C2_Scientist on Tue Feb 09, 2016 1:39 pm

While I could be wrong, I'm thinking that we shouldn't look at the total faces count, but the total vertex count:

1400 x 1 triangle = 1400 x 3 vertices = 4200 vertices

1000 x 2 triangles = 1000 x 4 vertices = 4000 vertices

640 x 4 triangles = 640 x 6 vertices = 3840 vertices

The numbers don't match

**exactly**, but that's because the tree counts are really only close estimates.

I think they're in the ballpark anyway.

If you create a triangle, that's 3 vertices. Expanding to a rectangle requires only one additional vertex, so your faces count has become 200%, but the vertex count has only become 133%. Each new face costs only one vertex after the initial cost of 3, as long as they're all connected. That's why single triangle trees aren't very efficient use of the limits we have, but it's unavoidable if you absolutely want to maximize the number of separate trees.

On the other hand, the long, fake forest edges I've used are very efficient, in terms of vertex count, and the number of trees present per vertex cost.

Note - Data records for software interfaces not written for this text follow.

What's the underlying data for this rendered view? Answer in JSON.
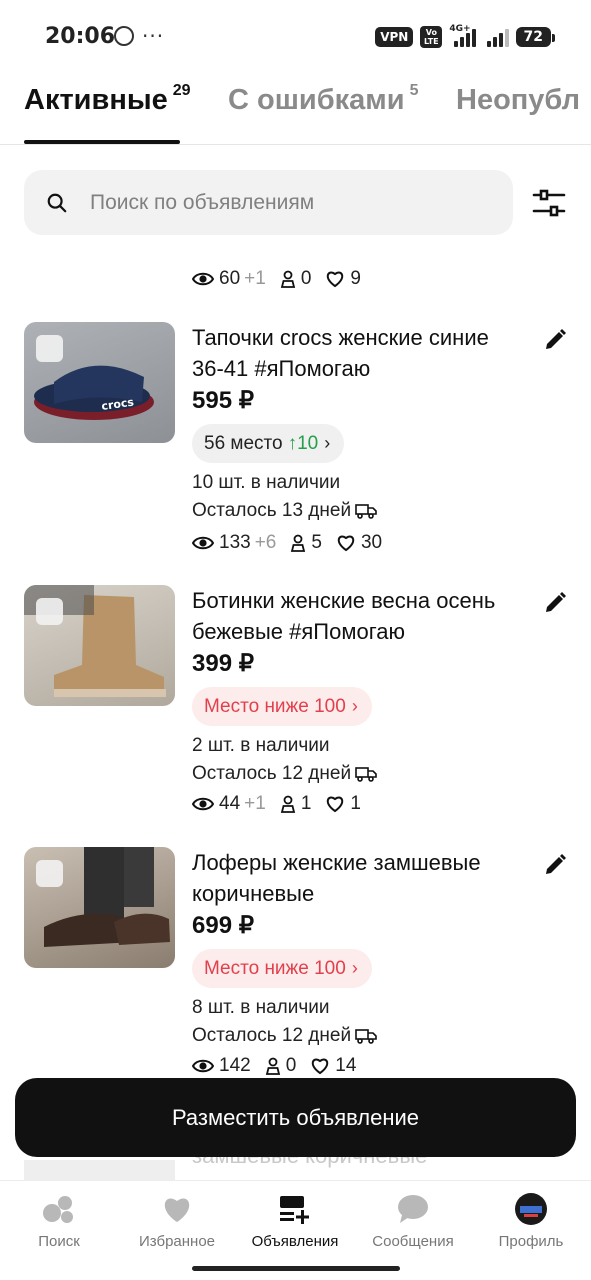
{
  "status": {
    "time": "20:06",
    "dots": "···",
    "vpn": "VPN",
    "volte_top": "Vo",
    "volte_bottom": "LTE",
    "network": "4G+",
    "battery": "72"
  },
  "tabs": [
    {
      "label": "Активные",
      "count": "29",
      "active": true
    },
    {
      "label": "С ошибками",
      "count": "5",
      "active": false
    },
    {
      "label": "Неопубл",
      "count": "",
      "active": false
    }
  ],
  "search": {
    "placeholder": "Поиск по объявлениям",
    "value": ""
  },
  "top_stats": {
    "views": "60",
    "views_delta": "+1",
    "contacts": "0",
    "likes": "9"
  },
  "listings": [
    {
      "title": "Тапочки crocs женские синие 36-41 #яПомогаю",
      "price": "595 ₽",
      "rank_text": "56 место",
      "rank_change": "↑10",
      "rank_style": "gray",
      "stock": "10 шт. в наличии",
      "days_left": "Осталось 13 дней",
      "views": "133",
      "views_delta": "+6",
      "contacts": "5",
      "likes": "30",
      "thumb_color": "#9a9ea4"
    },
    {
      "title": "Ботинки женские весна осень бежевые #яПомогаю",
      "price": "399 ₽",
      "rank_text": "Место ниже 100",
      "rank_change": "",
      "rank_style": "red",
      "stock": "2 шт. в наличии",
      "days_left": "Осталось 12 дней",
      "views": "44",
      "views_delta": "+1",
      "contacts": "1",
      "likes": "1",
      "thumb_color": "#bfb6a8"
    },
    {
      "title": "Лоферы женские замшевые коричневые",
      "price": "699 ₽",
      "rank_text": "Место ниже 100",
      "rank_change": "",
      "rank_style": "red",
      "stock": "8 шт. в наличии",
      "days_left": "Осталось 12 дней",
      "views": "142",
      "views_delta": "",
      "contacts": "0",
      "likes": "14",
      "thumb_color": "#5a4c42"
    }
  ],
  "fab_label": "Разместить объявление",
  "ghost_text": "замшевые коричневые",
  "nav": [
    {
      "label": "Поиск",
      "icon": "search-nav-icon",
      "active": false
    },
    {
      "label": "Избранное",
      "icon": "heart-icon",
      "active": false
    },
    {
      "label": "Объявления",
      "icon": "listings-icon",
      "active": true
    },
    {
      "label": "Сообщения",
      "icon": "chat-icon",
      "active": false
    },
    {
      "label": "Профиль",
      "icon": "avatar",
      "active": false
    }
  ],
  "colors": {
    "accent_red": "#e2404c",
    "accent_green": "#22a04a",
    "dark": "#111111"
  }
}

Additionally, remember that the vertex count will increase if you break the UV mapping and/or smoothing groups. In fact, I just tested this with the 100 triangle planes I mentioned above; I selected roughly half of the squares, in a checker pattern, and assigned them their own smoothing group. This reduced the number of visible planes in-game to ~ 28 planes, down from 45. The number of faces (before the disappearance takes place) was the same, but the vertex count had increased due to breaking SGs. The outcome was identical if I broke the UV mapping instead.